A few weeks ago, I preached a sermon on the trust psalms, particularly Psalm 27, entitled, “Trust, Perseverance, and Doggedness.” When I went hunting for a closing hymn for the service, I stumbled upon a relatively new one entitled, “Faith Begins by Letting Go.”
While I ended up selecting it for the service, I felt a bit puzzled by the title, the lyrics, and the sentiment. The first stanza is as follows:
Faith begins by letting go
Giving up what had seemed sure
Taking risks and pressing on
Though the way feels less secure
Pilgrimage both right and odd
Trusting all our life to God
I wasn’t sure I believed that faith begins by letting go of our foundation, taking risks, and that one’s pilgrimage should feel “both right and odd.” Still, something about the hymn seemed to resonate with the content of my sermon, especially the ode to one of the great contemporary spiritual writers, Anne Lamott, on perfectionism and they way in which our writing cramps up around our wounds as in life.
These past few weeks I’ve encountered my own cramps and struggles to write, and am starting to believe in this whole wisdom of letting go.
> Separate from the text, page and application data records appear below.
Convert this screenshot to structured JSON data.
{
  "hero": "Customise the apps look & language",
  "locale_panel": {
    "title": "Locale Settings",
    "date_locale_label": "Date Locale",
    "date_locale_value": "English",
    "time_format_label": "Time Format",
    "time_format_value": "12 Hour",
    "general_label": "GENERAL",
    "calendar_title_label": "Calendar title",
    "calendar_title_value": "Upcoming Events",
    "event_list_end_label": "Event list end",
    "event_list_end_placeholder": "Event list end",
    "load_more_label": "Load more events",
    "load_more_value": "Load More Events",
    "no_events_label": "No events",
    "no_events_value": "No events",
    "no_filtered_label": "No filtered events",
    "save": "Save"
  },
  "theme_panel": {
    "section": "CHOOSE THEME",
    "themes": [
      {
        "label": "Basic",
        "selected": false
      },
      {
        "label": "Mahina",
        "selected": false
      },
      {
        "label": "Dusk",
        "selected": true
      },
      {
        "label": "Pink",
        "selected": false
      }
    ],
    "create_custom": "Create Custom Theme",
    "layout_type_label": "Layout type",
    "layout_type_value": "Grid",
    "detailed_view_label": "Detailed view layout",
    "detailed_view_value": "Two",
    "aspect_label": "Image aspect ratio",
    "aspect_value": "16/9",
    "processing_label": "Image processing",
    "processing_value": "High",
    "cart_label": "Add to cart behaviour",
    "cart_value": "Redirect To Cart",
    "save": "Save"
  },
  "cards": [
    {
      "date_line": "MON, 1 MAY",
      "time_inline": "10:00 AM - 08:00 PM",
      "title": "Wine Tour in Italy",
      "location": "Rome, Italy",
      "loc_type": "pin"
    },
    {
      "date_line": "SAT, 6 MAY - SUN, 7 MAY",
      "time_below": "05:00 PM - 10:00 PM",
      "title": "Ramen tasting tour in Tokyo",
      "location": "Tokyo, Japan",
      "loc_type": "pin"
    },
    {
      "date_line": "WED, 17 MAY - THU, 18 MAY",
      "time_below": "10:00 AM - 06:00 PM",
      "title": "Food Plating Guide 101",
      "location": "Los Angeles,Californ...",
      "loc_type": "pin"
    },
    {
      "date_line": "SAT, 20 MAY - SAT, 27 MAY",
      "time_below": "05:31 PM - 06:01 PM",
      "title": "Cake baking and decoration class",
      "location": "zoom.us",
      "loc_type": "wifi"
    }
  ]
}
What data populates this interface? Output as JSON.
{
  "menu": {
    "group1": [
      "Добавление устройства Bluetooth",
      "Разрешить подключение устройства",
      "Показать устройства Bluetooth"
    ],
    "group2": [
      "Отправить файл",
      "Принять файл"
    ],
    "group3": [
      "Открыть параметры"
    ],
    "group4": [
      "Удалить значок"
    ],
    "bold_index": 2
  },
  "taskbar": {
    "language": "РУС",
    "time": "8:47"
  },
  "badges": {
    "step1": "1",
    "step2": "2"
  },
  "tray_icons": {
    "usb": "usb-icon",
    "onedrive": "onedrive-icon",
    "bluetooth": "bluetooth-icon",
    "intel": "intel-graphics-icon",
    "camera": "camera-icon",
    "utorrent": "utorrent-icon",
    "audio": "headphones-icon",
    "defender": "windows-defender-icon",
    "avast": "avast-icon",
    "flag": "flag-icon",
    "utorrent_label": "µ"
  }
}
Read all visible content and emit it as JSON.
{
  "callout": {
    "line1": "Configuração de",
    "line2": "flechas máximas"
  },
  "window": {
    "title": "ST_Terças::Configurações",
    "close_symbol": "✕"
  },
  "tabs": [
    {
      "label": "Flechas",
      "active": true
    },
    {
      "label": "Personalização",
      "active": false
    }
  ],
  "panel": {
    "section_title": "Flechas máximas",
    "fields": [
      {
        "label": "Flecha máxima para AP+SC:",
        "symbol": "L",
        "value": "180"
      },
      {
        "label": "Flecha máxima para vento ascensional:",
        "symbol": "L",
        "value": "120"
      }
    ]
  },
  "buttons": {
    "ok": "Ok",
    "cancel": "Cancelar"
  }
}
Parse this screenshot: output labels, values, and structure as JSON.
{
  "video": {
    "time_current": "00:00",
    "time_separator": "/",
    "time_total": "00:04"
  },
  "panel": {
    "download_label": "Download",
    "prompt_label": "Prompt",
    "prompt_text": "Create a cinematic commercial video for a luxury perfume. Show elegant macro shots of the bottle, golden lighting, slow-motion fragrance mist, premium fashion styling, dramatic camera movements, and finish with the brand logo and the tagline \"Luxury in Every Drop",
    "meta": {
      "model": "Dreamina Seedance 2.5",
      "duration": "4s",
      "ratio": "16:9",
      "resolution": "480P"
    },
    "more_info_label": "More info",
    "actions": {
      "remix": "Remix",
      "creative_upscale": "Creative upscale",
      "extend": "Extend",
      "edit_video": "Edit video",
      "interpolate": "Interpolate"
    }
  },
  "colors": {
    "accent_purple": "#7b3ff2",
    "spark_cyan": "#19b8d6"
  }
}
You see I was having a lot of trouble getting my thoughts to find substance and clarity on the page, writing and rewriting pages and pages of an article on my research with foster mothers in China. I kept thinking that despite my frustrations, I needed to have faith that these meanderings, however seemingly futile, had some semblance of progress and that I would eventually find my way if I kept at it.
However, this morning during my prayer time I realized that in the writing process, I’d started to lose the joy and excitement that is so genuine to my work with families in China. And I decided to give myself the freedom to reflect freely on what I learned and what I love about the families I worked with. In a away, I decided to free myself from the burden of writing something smart and relevant and pertinent to the academy and instead tap back into what these families, this culture, and these people taught me about God and life.
And suddenly I was at no lack for thoughts, ideas, and even words on the page.
I recalled, rather crudely, what these foster mothers had taught me about my own neediness for God and for others, and that true kinship, true family, is not about blood, choice, or even love, but our deep need for one another.
I love that as I yielded to venture away from what I think I know or how I think I should say it, God let me back to my own need for God and others, and this great sense of unity that in my deepest being I have for my vocation as both a scholar and a minister.
I’m so thankful for the wisdom of letting go today–not only because it’s getting me closer to getting this article down on the page, but because it’s taking me to a revelation that I couldn’t have found on my own, by my own strength, might, or wisdom. It’s making clear my need to rely on God and others for insight, faith, encouragement, grace, and communion.
And despite how scary that is, it’s an an amazing place to be.